The film’s success ultimately pushed Jason Segel further into multi-hyphenate status as his original script drew praise from all corners of the industry and helped land him the starring and co-writing roles on Disney’s 2011 revival of The Muppets.
April 20 – 22, 2007
One year earlier, the second installment of the “Three Flavours Cornetto” trilogy bowed to a fair $5.8 million weekend in limited release at 825 theaters stateside. It was a quaint sixth place debut for the comedy, but the film ultimately legged out to $23.6 million in North America.
Of course, Fuzz was the anticipated semi-follow-up to Shaun of the Dead after the latter’s immediate cult classic status struck pop culture in 2004. The film put stars Simon Pegg and Nick Frost on the global radar, not to mention director, writer, and their close friend, Edgar Wright — who went on to helm 2017’s Baby Driver.
Hot Fuzz ultimately generated $80.7 million worldwide and developed a cult classic status of its own merits.
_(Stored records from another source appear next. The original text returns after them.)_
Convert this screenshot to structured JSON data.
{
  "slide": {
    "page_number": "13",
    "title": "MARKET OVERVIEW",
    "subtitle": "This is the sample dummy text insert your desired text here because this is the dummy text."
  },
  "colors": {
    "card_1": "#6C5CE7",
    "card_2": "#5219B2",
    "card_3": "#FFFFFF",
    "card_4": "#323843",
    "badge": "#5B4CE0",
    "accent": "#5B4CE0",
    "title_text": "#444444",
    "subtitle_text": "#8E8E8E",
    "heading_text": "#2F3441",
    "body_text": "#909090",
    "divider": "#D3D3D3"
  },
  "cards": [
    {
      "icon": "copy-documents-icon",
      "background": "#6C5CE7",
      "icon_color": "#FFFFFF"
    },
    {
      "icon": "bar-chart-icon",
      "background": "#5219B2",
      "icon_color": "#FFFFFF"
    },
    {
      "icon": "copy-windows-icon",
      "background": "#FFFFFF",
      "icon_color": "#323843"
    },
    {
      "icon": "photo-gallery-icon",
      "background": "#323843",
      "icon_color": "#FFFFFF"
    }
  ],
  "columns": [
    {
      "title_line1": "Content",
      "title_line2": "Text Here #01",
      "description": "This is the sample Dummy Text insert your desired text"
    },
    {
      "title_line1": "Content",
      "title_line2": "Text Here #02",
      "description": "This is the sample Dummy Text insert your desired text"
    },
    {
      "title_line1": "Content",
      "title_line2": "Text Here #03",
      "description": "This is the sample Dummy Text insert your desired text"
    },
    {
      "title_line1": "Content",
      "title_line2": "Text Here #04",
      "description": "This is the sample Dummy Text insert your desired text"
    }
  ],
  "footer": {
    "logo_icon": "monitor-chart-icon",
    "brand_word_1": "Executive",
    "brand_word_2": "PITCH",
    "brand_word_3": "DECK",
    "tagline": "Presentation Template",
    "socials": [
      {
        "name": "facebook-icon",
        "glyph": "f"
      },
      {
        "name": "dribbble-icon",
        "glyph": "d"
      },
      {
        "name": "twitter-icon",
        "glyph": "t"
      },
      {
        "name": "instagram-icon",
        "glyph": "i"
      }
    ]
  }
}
The picture is often cited as not just a favorite of the Cornetto trilogy (which concluded in 2013 with The World’s End), but also one of the greatest action films ever. Danny Butterman would be proud.
Kill Bill: Vol. 2
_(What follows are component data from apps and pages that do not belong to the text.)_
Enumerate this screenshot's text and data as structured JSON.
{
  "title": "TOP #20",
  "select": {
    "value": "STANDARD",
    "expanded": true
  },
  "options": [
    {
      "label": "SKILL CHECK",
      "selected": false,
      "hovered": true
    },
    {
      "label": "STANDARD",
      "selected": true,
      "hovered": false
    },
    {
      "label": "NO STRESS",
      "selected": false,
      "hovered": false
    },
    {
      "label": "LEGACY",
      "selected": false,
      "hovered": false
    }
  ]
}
April 16 – 18, 2004
Quentin Tarantino’s only “sequel” (though, technically, the second half of one complete film) opened in first place on this weekend sixteen years ago to the tune of $25.6 million domestically — comparable to its predecessor’s $22.2 million start six months earlier — and finished with $66.2 million.
His two-volume homage to spaghetti westerns, martial arts cinema, and various other genres collectively earned $136.3 million in North America and $335 million globally, reaffirming the auteur filmmaker’s growing influence on modern cinema after a six-year hiatus that followed 1997’s Jackie Brown.
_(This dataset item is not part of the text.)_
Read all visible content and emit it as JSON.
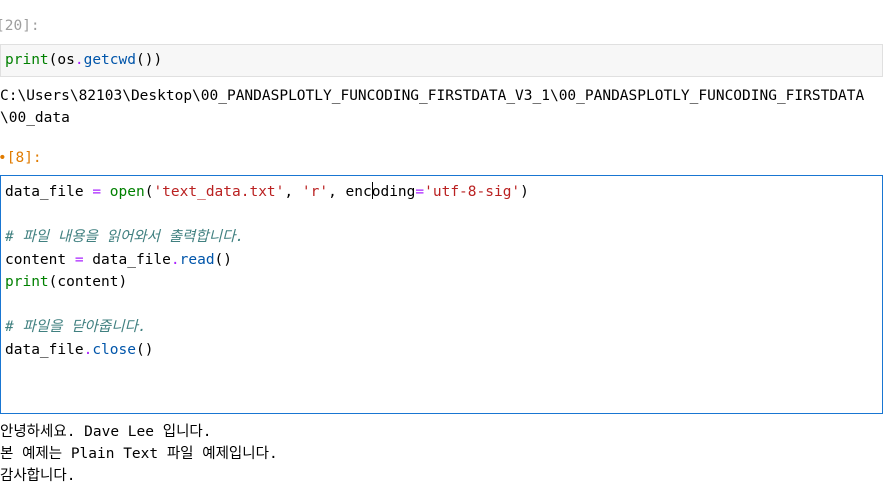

Though arriving nearly a decade after Pulp Fiction and Reservoir Dogs, the Kill Bill films were a precursor to Tarantino’s bigger box office stories in the years to come — the likes of which have included Inglourious Basterds, Django Unchained, and Once Upon a Time… in Hollywood.
To this day, though, die hard fans of Bill have latched onto hints of a third film — perpetuated by Tarantino himself.
The Scorpion King
April 19 – 21, 2002
Sure, this isn’t exactly a “fondly” remembered title among film circles or fans of the modern Mummy franchise. But… this was the film that launched Dwayne “The Rock” Johnson in his first Hollywood starring role and set the stage for him to become one of the most well-liked entertainers and reliable box office draws working today.
At the time, Scorpion King opened with a so-so $36.1 million domestic weekend and ultimately finished south of the $100 million threshold ($91.1 million). Globally, its $179 million haul was enough to label it a success off a $60 million production budget and spawn multiple direct-to-video sequels.
For perspective, Scorpion‘s performance didn’t — and wasn’t expected to — match the performance of the two Mummy films it spun off from (notably The Mummy Returns, where Johnson’s Scorpion King character was introduced in a minor role). Still, it gained a small following of its own.
Johnson went on to star in smaller-scale successes like The Rundown, Walking Tall, and various other films in the years after before helping to drive blockbusters like Fast Five, San Andreas, Central Intelligence, Hobbs & Shaw, and of course, the two recent Jumanji films.
Collectively, Johnson’s films have earned over $10 billion worldwide.
Suggestions for films or milestones to cover in future weekends? Let us know!